A teacher’s time is valuable. I remember treasuring my lunchtime as a much needed break from the day-to-day rigors of teaching. However, to make your classroom atmosphere a little stronger, I suggest you use your lunch period to talk with struggling students. To maintain your sanity you might want to try this just once a week.
As a High School teacher, I had many commitments before and after school and many students had similar commitments as well. It was virtually impossible to meet with students at those times to discuss their grades. Almost every student and myself could be available to meet during lunch. Frequently, I would ask one struggling student per period to visit me at lunch one day a week.
The response that I received from inviting these students to have lunch with me was astounding. I did not have them come in for disciplinary purposes, simply to talk to them and ask them why they thought they were under-performing. We could then discuss and implement a plan together to increase achievement. The rest of the period was spent getting to know these students. We talked about sports, music, their interests, their other classes. The students seemed to appreciate these sessions and I found that we identified with each other on another level. These students began to see me as someone who was trying to help them succeed and not just as a teacher whose class they had to sit through for an hour every day.
The most important part of this plan took place after these lunch sessions, and that was the follow-up. After setting goals with the students during my lunch period, I made every effort to follow through with them to make sure that they were accomplishing the goals that they set forth for themselves.
Although your time is limited and, as teachers, we need our breaks from students, I found that giving one lunch period a week to students had a profound impact on their success in my class. I also noticed less discipline issues and increased motivation from all students as I was recognized as a teacher who cared and worked hard for them.
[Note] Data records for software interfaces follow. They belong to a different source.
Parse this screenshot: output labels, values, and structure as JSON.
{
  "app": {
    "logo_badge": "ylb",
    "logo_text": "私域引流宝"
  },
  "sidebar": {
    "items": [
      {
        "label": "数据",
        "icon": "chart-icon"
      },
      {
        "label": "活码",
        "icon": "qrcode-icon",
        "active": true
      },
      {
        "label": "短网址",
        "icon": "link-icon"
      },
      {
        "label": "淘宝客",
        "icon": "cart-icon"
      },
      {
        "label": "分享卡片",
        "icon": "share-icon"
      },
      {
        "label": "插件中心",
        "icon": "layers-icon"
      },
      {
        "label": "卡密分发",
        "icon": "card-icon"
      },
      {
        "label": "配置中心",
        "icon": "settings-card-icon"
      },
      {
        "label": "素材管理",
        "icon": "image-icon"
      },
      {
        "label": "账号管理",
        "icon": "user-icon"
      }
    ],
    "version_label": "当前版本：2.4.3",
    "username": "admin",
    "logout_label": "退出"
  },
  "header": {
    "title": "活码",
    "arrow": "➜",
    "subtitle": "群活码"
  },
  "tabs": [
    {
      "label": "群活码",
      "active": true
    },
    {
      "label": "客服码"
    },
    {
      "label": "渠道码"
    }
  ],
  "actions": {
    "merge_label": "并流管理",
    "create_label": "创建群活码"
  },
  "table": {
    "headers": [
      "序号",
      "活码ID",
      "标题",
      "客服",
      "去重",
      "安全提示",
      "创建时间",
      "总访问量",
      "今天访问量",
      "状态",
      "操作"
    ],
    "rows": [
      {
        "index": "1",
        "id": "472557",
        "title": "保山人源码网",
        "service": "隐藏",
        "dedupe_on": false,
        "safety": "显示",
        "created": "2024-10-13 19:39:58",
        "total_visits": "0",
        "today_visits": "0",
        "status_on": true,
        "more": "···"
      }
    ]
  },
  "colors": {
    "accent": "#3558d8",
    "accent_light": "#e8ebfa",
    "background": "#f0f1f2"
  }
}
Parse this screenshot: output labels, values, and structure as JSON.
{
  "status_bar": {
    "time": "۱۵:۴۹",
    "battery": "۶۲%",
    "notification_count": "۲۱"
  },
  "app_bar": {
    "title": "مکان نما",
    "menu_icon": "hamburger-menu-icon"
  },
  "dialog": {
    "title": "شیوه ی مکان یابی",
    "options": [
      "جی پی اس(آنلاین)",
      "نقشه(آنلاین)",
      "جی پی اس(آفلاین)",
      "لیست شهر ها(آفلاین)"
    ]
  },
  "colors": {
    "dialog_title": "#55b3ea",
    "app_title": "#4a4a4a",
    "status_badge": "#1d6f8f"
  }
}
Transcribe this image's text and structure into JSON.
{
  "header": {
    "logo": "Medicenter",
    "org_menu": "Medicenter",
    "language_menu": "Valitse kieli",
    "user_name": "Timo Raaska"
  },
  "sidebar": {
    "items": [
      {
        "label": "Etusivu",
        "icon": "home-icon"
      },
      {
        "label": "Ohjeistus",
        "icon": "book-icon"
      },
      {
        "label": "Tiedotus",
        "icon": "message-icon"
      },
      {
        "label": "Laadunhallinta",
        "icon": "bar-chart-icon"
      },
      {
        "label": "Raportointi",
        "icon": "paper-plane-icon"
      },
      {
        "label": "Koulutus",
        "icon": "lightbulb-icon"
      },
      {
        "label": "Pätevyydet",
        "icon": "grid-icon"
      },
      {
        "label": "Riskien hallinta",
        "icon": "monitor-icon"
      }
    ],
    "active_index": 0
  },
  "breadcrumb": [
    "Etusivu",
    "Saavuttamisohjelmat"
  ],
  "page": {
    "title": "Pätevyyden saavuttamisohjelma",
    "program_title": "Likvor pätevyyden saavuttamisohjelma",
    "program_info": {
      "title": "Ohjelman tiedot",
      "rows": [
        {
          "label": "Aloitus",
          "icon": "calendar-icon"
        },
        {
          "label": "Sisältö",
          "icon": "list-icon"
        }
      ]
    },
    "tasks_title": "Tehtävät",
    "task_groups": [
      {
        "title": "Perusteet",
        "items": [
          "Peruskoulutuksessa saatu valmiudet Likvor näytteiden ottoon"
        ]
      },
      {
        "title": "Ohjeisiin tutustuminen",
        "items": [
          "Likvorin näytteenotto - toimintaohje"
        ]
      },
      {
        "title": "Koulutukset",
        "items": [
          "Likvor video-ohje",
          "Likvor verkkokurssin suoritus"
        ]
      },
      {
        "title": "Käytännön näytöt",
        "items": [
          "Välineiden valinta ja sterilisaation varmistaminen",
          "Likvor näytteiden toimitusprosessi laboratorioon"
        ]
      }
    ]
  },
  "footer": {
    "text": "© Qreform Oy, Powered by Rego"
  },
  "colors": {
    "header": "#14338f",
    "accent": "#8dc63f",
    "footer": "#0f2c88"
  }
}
The headaches that come from teaching can be minimized if your students respect you . . . an easy way to earn respect is to devote additional time to get to know your students.